Werewolves need some means of support, they need housing, clothing and feeding. McNair had no job and presumably didn’t sign on – now that’s a ‘back to work’ interview I’d like to have seen! He still managed to shop in Waitrose, although not everything went through the tills…
In contrast, do ghosts ever really need to work? They don’t eat or sleep, what expenses do they have!? Certainly not new shoes.
Unusually in the BH ghost world, Annie became visible, if a little squishy, after she turned down her door and took the opportunity to get out and about. Well, she took a job at the pub three doors down.
“Way to go…”
Annie’s interview with Hugh was a master class in the triumph of cock-eyed, enthusiastic optimism over wary, confused but besotted! Of course he gave her the job although you have to wonder if anyone had applied?! Or considered the deployment of a climbing wall. Presumably it was cash in ghostly hand – the tax office may have been rather taken aback otherwise. Mitchell (gently) mocked her lack of ambition but with Owen’s controlling nature I doubt Annie ever got to explore her potential. Too risky, she might have ended up seeing Owen for what he was, might have wanted out.
The vampires make a better fist of employment. In the tie-in novels there is a nice reference to Herrick running a system of look-alikes for photos. With just enough vampires placed through the authorities they can ease the way for others as well as covering up the odd escapade. (Here’s looking at you, Mitchell!)
Mitchell is working at the most anonymous job he can find as a hospital cleaner. It also conveniently keeps him away for the sunlight! I’ve no idea what he’s done in the past – well, we know some of it but not about his exploits in the world of gainful employment. Herrick will have always looked after him, it probably never crossed his mind there might be another way. He tells Bernie his only options were the army and the church. An ironic choice given where he ended up. In another world might we have seen Sarky Mitch discussing theological crises with Sarky Mark?
Annie is very keen for Mitchell to progress and get on. He’s quite content to get another cleaning job, it suits him, it works – why push his luck? Annie proves to be an interesting interview coach and an absolute whizz at writing references. (Note to self – always check references carefully, make sure the ‘are you alive?’ box is ticked.) Maybe one day, Annie muses, Michell might reach the dizzy heights of the hospital canteen! It worked wonders for Cara’s prospects… in some ways, anyway.

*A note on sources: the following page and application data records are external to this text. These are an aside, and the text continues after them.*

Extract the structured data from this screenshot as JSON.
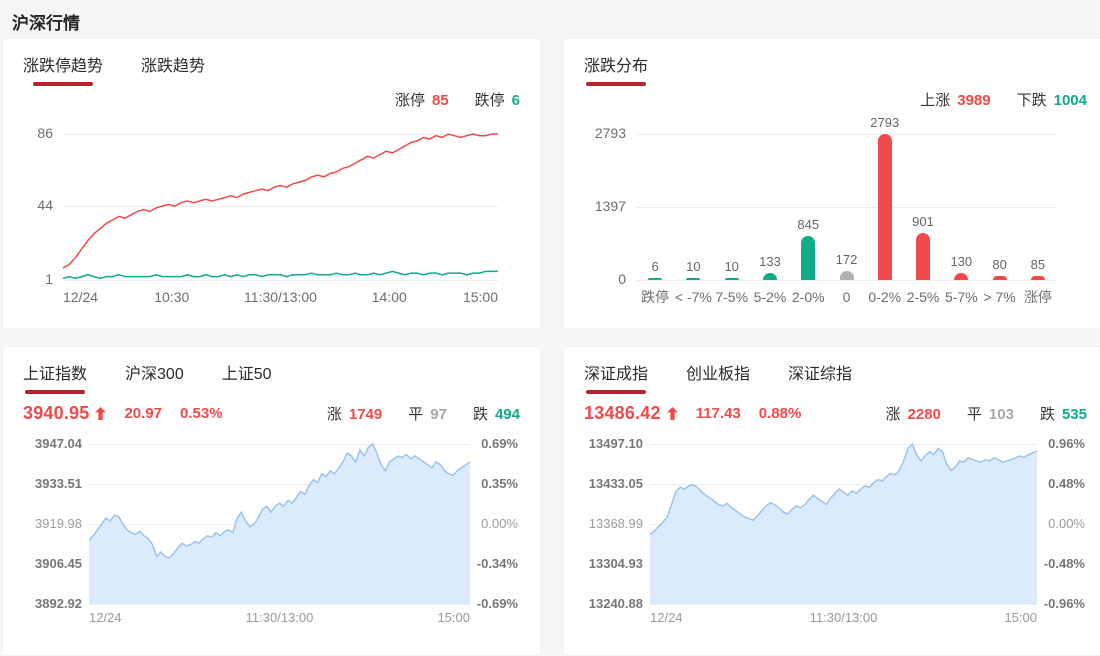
{
  "page": {
    "title": "沪深行情"
  },
  "colors": {
    "red": "#f04a4c",
    "green": "#10ab87",
    "underline": "#b5232c",
    "gray_text": "#a8a8a8",
    "bar_gray": "#b0b0b0",
    "area_line": "#9cc3ee",
    "area_fill": "#dcebfb",
    "grid_line": "#ececec",
    "page_bg": "#f5f6f8",
    "panel_bg": "#ffffff"
  },
  "panels": {
    "limit_trend": {
      "tabs": [
        {
          "label": "涨跌停趋势",
          "active": true
        },
        {
          "label": "涨跌趋势",
          "active": false
        }
      ],
      "stats": [
        {
          "label": "涨停",
          "value": "85",
          "color": "red"
        },
        {
          "label": "跌停",
          "value": "6",
          "color": "green"
        }
      ]
    },
    "distribution": {
      "tabs": [
        {
          "label": "涨跌分布",
          "active": true
        }
      ],
      "stats": [
        {
          "label": "上涨",
          "value": "3989",
          "color": "red"
        },
        {
          "label": "下跌",
          "value": "1004",
          "color": "green"
        }
      ]
    },
    "sh_index": {
      "tabs": [
        {
          "label": "上证指数",
          "active": true
        },
        {
          "label": "沪深300",
          "active": false
        },
        {
          "label": "上证50",
          "active": false
        }
      ],
      "quote": {
        "price": "3940.95",
        "direction": "up",
        "change": "20.97",
        "pct": "0.53%"
      },
      "stats": [
        {
          "label": "涨",
          "value": "1749",
          "color": "red"
        },
        {
          "label": "平",
          "value": "97",
          "color": "gray"
        },
        {
          "label": "跌",
          "value": "494",
          "color": "green"
        }
      ]
    },
    "sz_index": {
      "tabs": [
        {
          "label": "深证成指",
          "active": true
        },
        {
          "label": "创业板指",
          "active": false
        },
        {
          "label": "深证综指",
          "active": false
        }
      ],
      "quote": {
        "price": "13486.42",
        "direction": "up",
        "change": "117.43",
        "pct": "0.88%"
      },
      "stats": [
        {
          "label": "涨",
          "value": "2280",
          "color": "red"
        },
        {
          "label": "平",
          "value": "103",
          "color": "gray"
        },
        {
          "label": "跌",
          "value": "535",
          "color": "green"
        }
      ]
    }
  },
  "chart_data": [
    {
      "type": "line",
      "title": "涨跌停趋势",
      "x_ticks": [
        "12/24",
        "10:30",
        "11:30/13:00",
        "14:00",
        "15:00"
      ],
      "y_ticks": [
        86,
        44,
        1
      ],
      "ylim": [
        1,
        86
      ],
      "grid": true,
      "legend_position": "none",
      "series": [
        {
          "name": "涨停",
          "color_key": "red",
          "values": [
            8,
            10,
            14,
            19,
            24,
            28,
            31,
            34,
            36,
            38,
            37,
            39,
            41,
            42,
            41,
            43,
            44,
            45,
            44,
            46,
            47,
            46,
            47,
            48,
            47,
            48,
            49,
            50,
            49,
            51,
            52,
            53,
            54,
            53,
            55,
            56,
            55,
            57,
            58,
            59,
            61,
            62,
            61,
            63,
            64,
            66,
            67,
            69,
            71,
            73,
            72,
            74,
            76,
            75,
            77,
            79,
            81,
            82,
            84,
            83,
            85,
            84,
            86,
            85,
            84,
            85,
            86,
            85,
            85,
            86,
            86
          ]
        },
        {
          "name": "跌停",
          "color_key": "green",
          "values": [
            2,
            3,
            2,
            3,
            4,
            3,
            2,
            3,
            3,
            4,
            3,
            3,
            3,
            3,
            3,
            4,
            3,
            3,
            3,
            3,
            4,
            3,
            3,
            4,
            3,
            3,
            4,
            3,
            4,
            3,
            4,
            4,
            3,
            4,
            4,
            4,
            3,
            4,
            4,
            4,
            5,
            4,
            4,
            4,
            5,
            4,
            4,
            5,
            4,
            4,
            5,
            4,
            5,
            6,
            5,
            4,
            5,
            5,
            4,
            5,
            5,
            4,
            5,
            5,
            5,
            4,
            5,
            5,
            6,
            6,
            6
          ]
        }
      ]
    },
    {
      "type": "bar",
      "title": "涨跌分布",
      "categories": [
        "跌停",
        "< -7%",
        "7-5%",
        "5-2%",
        "2-0%",
        "0",
        "0-2%",
        "2-5%",
        "5-7%",
        "> 7%",
        "涨停"
      ],
      "values": [
        6,
        10,
        10,
        133,
        845,
        172,
        2793,
        901,
        130,
        80,
        85
      ],
      "bar_colors": [
        "green",
        "green",
        "green",
        "green",
        "green",
        "gray",
        "red",
        "red",
        "red",
        "red",
        "red"
      ],
      "y_ticks": [
        2793,
        1397,
        0
      ],
      "ylim": [
        0,
        2793
      ],
      "grid": true
    },
    {
      "type": "area",
      "title": "上证指数",
      "x_ticks": [
        "12/24",
        "11:30/13:00",
        "15:00"
      ],
      "y_ticks_left": [
        "3947.04",
        "3933.51",
        "3919.98",
        "3906.45",
        "3892.92"
      ],
      "y_ticks_right": [
        "0.69%",
        "0.35%",
        "0.00%",
        "-0.34%",
        "-0.69%"
      ],
      "tick_colors": [
        "red",
        "red",
        "gray",
        "green",
        "green"
      ],
      "ylim": [
        3892.92,
        3947.04
      ],
      "prev_close": 3919.98,
      "grid": true,
      "values": [
        3914.5,
        3916,
        3918,
        3920,
        3922,
        3921,
        3923,
        3922.5,
        3920,
        3918,
        3917,
        3916.5,
        3917.5,
        3916,
        3915,
        3913,
        3909,
        3910.5,
        3909,
        3908.5,
        3910,
        3912,
        3913.5,
        3912.5,
        3913,
        3914,
        3913.5,
        3915,
        3916,
        3915.5,
        3917,
        3916,
        3917.5,
        3918,
        3917,
        3922,
        3924,
        3921,
        3919,
        3920,
        3922,
        3925,
        3926,
        3924,
        3926,
        3927,
        3926,
        3928,
        3927,
        3929,
        3931,
        3930,
        3933,
        3935,
        3934,
        3937,
        3936,
        3938,
        3937,
        3939,
        3941,
        3944,
        3943,
        3941,
        3945,
        3943,
        3946,
        3947,
        3944,
        3940,
        3938,
        3941,
        3942,
        3943,
        3942.5,
        3943.5,
        3942,
        3943,
        3942,
        3941,
        3940,
        3939,
        3941,
        3940,
        3938,
        3937,
        3936.5,
        3938,
        3939,
        3940,
        3941
      ]
    },
    {
      "type": "area",
      "title": "深证成指",
      "x_ticks": [
        "12/24",
        "11:30/13:00",
        "15:00"
      ],
      "y_ticks_left": [
        "13497.10",
        "13433.05",
        "13368.99",
        "13304.93",
        "13240.88"
      ],
      "y_ticks_right": [
        "0.96%",
        "0.48%",
        "0.00%",
        "-0.48%",
        "-0.96%"
      ],
      "tick_colors": [
        "red",
        "red",
        "gray",
        "green",
        "green"
      ],
      "ylim": [
        13240.88,
        13497.1
      ],
      "prev_close": 13368.99,
      "grid": true,
      "values": [
        13352,
        13358,
        13365,
        13372,
        13380,
        13400,
        13420,
        13428,
        13425,
        13430,
        13432,
        13428,
        13420,
        13415,
        13410,
        13405,
        13400,
        13398,
        13402,
        13395,
        13390,
        13385,
        13380,
        13378,
        13375,
        13382,
        13390,
        13398,
        13403,
        13400,
        13395,
        13388,
        13385,
        13392,
        13398,
        13395,
        13400,
        13408,
        13415,
        13410,
        13405,
        13400,
        13410,
        13418,
        13425,
        13420,
        13415,
        13422,
        13418,
        13425,
        13430,
        13428,
        13435,
        13440,
        13438,
        13445,
        13450,
        13448,
        13455,
        13470,
        13490,
        13497,
        13480,
        13470,
        13478,
        13485,
        13480,
        13490,
        13485,
        13465,
        13455,
        13460,
        13470,
        13468,
        13475,
        13472,
        13470,
        13468,
        13472,
        13470,
        13475,
        13472,
        13468,
        13470,
        13472,
        13475,
        13478,
        13476,
        13480,
        13483,
        13486
      ]
    }
  ]
}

Herrick, of course, is a copper and doesn’t he just revel in that uniform! A useful device for the purposes of keeping his troops out of trouble, keeping a check on them and going just about anywhere he wants to. I’m guessing he doesn’t interview a lot of suspects, watching the tapes back might raise some interesting questions. I think we saw his first realisation about just how helpful this guise could be in the 1969 flashback. At least by the time he picniced on the finest of the Barry constabulary he’d stopped dropping blood on the shirt collars.
What else has Herrick done? Well, in life he was a legal clerk. I wonder what his background was, he hadn’t progressed very far for his age and clearly resented the drudge work. He seemed rather well acquainted with evil intentions, not to mention the more specialised type of London brothel! Had he been caught before? Locked up? Locked away? It’s an interesting thought, where could that evil genius have taken him, before the resentful servitude in which Hetty found him?
Something to ponder…
In case you’ve forgotten here’s Annie’s attempts to ‘help’ Mitchell through his interview with Ms Ma… Ms Mawu… Missus.